We’re launching a number of real time investigative projects at the Sunlight Foundation, and this blog is sort of a diary of the investigations, where you can follow, day by day, what my colleague, Investigative Writer Anupama Narayanswamy, and I are up to as we go about our business trying to make Congress more transparent.
Right now, Anupama’s main focus (you’ll be hearing a lot more about this in the days to come) is FOIAing all of the roughly 120 federal agencies, requesting correspondence logs from members of Congress for January and February 2007. As they come in, we’ll start putting them online in a searchable database, with the name of the member, the date of the letter, its subject, and whether the agency responded.
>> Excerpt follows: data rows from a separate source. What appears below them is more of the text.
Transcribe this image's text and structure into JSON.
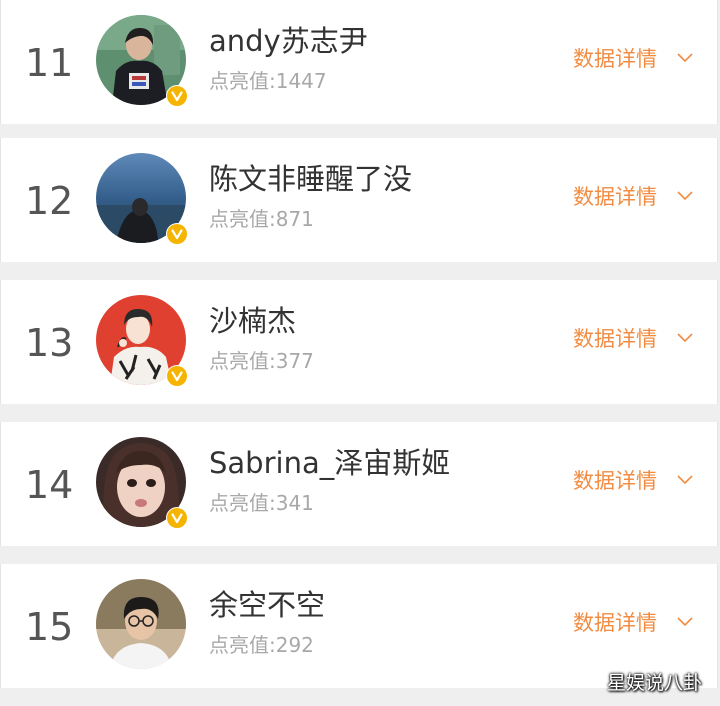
{
  "colors": {
    "accent": "#f28c42",
    "badge": "#f5b400",
    "rank_text": "#555555",
    "score_text": "#a8a8a8",
    "background": "#efefef"
  },
  "ranking": [
    {
      "rank": "11",
      "name": "andy苏志尹",
      "score": "点亮值:1447",
      "detail_label": "数据详情",
      "avatar": "avatar-photo-man-green",
      "badge": "verified-v-badge"
    },
    {
      "rank": "12",
      "name": "陈文非睡醒了没",
      "score": "点亮值:871",
      "detail_label": "数据详情",
      "avatar": "avatar-photo-sea",
      "badge": "verified-v-badge"
    },
    {
      "rank": "13",
      "name": "沙楠杰",
      "score": "点亮值:377",
      "detail_label": "数据详情",
      "avatar": "avatar-illustration-red",
      "badge": "verified-v-badge"
    },
    {
      "rank": "14",
      "name": "Sabrina_泽宙斯姬",
      "score": "点亮值:341",
      "detail_label": "数据详情",
      "avatar": "avatar-photo-woman",
      "badge": "verified-v-badge"
    },
    {
      "rank": "15",
      "name": "余空不空",
      "score": "点亮值:292",
      "detail_label": "数据详情",
      "avatar": "avatar-photo-man-glasses",
      "badge": ""
    }
  ],
  "watermark": "星娱说八卦"
}
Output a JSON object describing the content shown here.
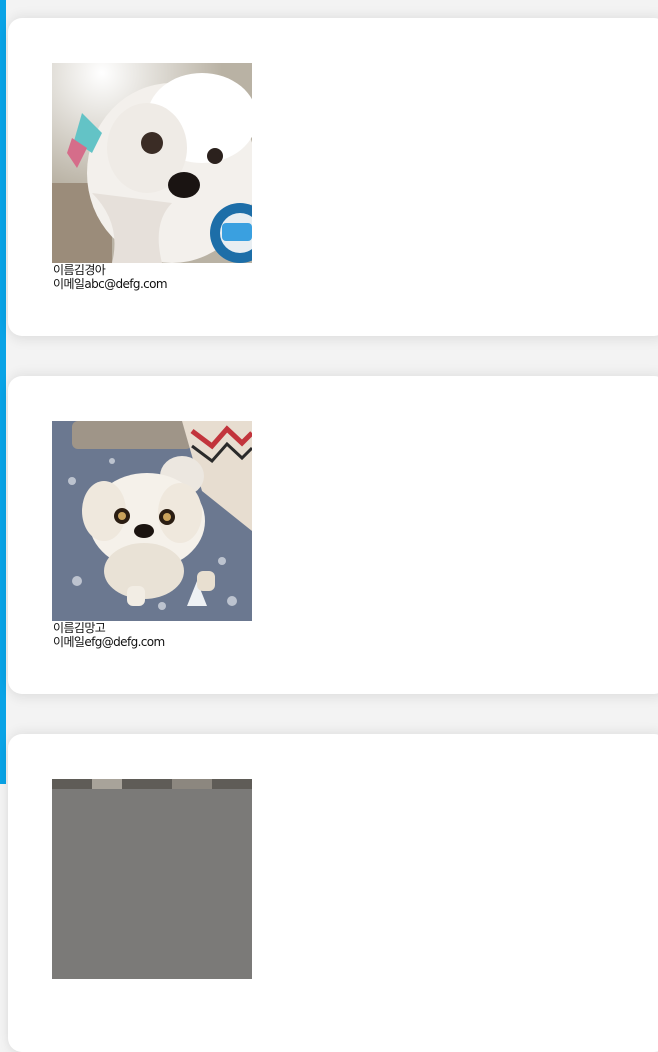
{
  "users": [
    {
      "name_label": "이름",
      "name": "김경아",
      "email_label": "이메일",
      "email": "abc@defg.com"
    },
    {
      "name_label": "이름",
      "name": "김망고",
      "email_label": "이메일",
      "email": "efg@defg.com"
    }
  ],
  "colors": {
    "accent_bar": "#0aa3e6",
    "card_bg": "#ffffff",
    "page_bg": "#f3f3f3"
  }
}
Our intention is to continue FOIAing these records month by month, regularly updating the database. If a member writes to the Justice Department about a U.S. Attorney, or the Defense Department on behalf of a company seeking a contract, a user will be able to find out by searching our database. A side benefit is that we’ll also be able to measure the speed with which various agencies respond to FOIA. Hats off, by the way, to the Commodities Futures Trading Commission, which responded the same day Anu sent out the request (although in a PDF rather than in a more database-friendly format).
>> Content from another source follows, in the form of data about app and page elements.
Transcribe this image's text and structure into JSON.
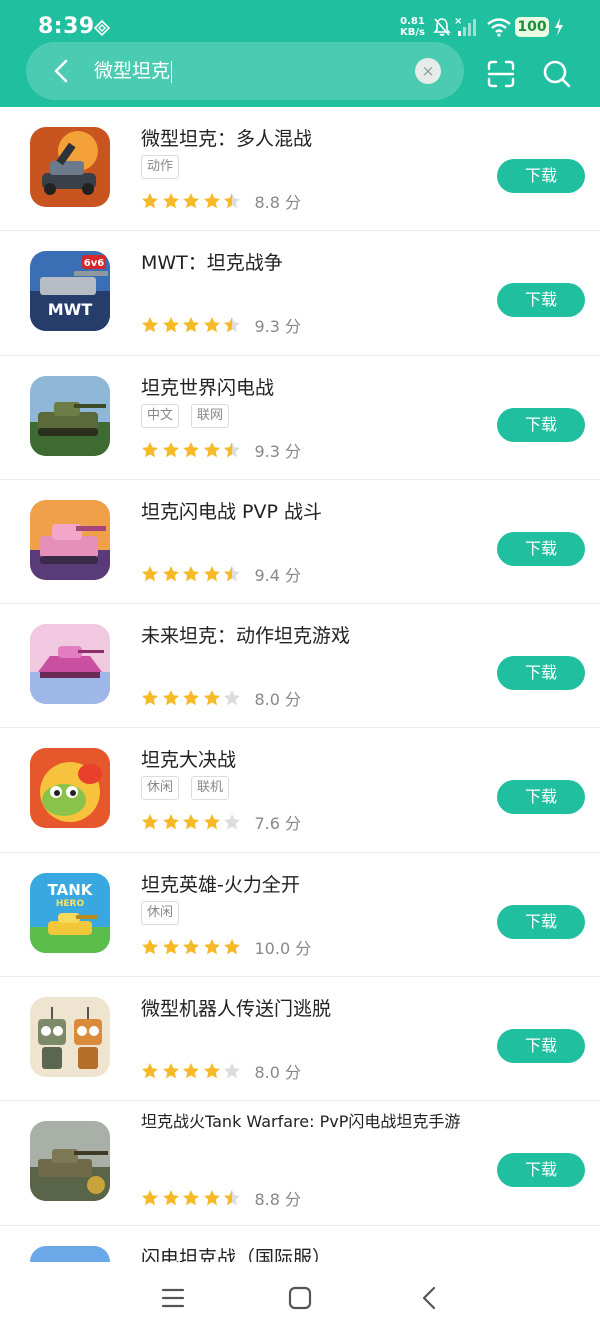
{
  "status_bar": {
    "time": "8:39",
    "speed_value": "0.81",
    "speed_unit": "KB/s",
    "battery": "100"
  },
  "search": {
    "query": "微型坦克",
    "clear_glyph": "×"
  },
  "colors": {
    "brand": "#1fbf9f",
    "star": "#f7b928",
    "star_empty": "#dddddd"
  },
  "results": [
    {
      "name": "微型坦克：多人混战",
      "tags": [
        "动作"
      ],
      "stars": 4.5,
      "score": "8.8 分",
      "button": "下载",
      "icon": "tank-battle-icon"
    },
    {
      "name": "MWT：坦克战争",
      "tags": [],
      "stars": 4.5,
      "score": "9.3 分",
      "button": "下载",
      "icon": "mwt-tank-icon"
    },
    {
      "name": "坦克世界闪电战",
      "tags": [
        "中文",
        "联网"
      ],
      "stars": 4.5,
      "score": "9.3 分",
      "button": "下载",
      "icon": "world-of-tanks-icon"
    },
    {
      "name": "坦克闪电战 PVP 战斗",
      "tags": [],
      "stars": 4.5,
      "score": "9.4 分",
      "button": "下载",
      "icon": "pink-tank-icon"
    },
    {
      "name": "未来坦克：动作坦克游戏",
      "tags": [],
      "stars": 4,
      "score": "8.0 分",
      "button": "下载",
      "icon": "future-tank-icon"
    },
    {
      "name": "坦克大决战",
      "tags": [
        "休闲",
        "联机"
      ],
      "stars": 4,
      "score": "7.6 分",
      "button": "下载",
      "icon": "frog-tank-icon"
    },
    {
      "name": "坦克英雄-火力全开",
      "tags": [
        "休闲"
      ],
      "stars": 5,
      "score": "10.0 分",
      "button": "下载",
      "icon": "tank-hero-icon"
    },
    {
      "name": "微型机器人传送门逃脱",
      "tags": [],
      "stars": 4,
      "score": "8.0 分",
      "button": "下载",
      "icon": "robots-icon"
    },
    {
      "name": "坦克战火Tank Warfare: PvP闪电战坦克手游",
      "tags": [],
      "stars": 4.5,
      "score": "8.8 分",
      "button": "下载",
      "icon": "tank-warfare-icon",
      "two_line": true
    },
    {
      "name": "闪电坦克战（国际服）",
      "tags": [],
      "stars": 0,
      "score": "",
      "button": "",
      "icon": "lightning-tank-icon",
      "partial": true
    }
  ]
}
We’re both going to work on what I’m starting to think of as the mystery of form SF-LLL, a federally mandated disclosure that contractors and grantees have to file if they’ve lobbied the government to get contracts or grants. This may sound a bit arcane–and not just to you; some government officials I’ve asked about it have reacted by saying, more or less, “an SF-what-what-what?” But the form has to be filed “for each payment or agreement to make payment to any lobbying entity for influencing or attempting to influence an officer or employee of any agency, a Member of Congress, an officer or employee of Congress, or an employee of a Member of Congress in connection with a covered federal action.” I should add that the covered federal actions are contracts and grants and few other types of federal funding (loans, etc.). So in theory, if you could get all SF-LLLs, you could distinguish between contractors that win federal dollars solely through the merits of their goods and services, and those that attempt to involve political influence in the process. That seems to me to be a not insignificant bit of information.
We’ve got other things cooking, but that’s enough for a first post on our rather unfurnished blog. (It reminds me of my first apartment–hardwood floors, nice windows, and little more than a futon in the corner and a pile of books on the floor…)
Onwards and upwards!
— Bill Allison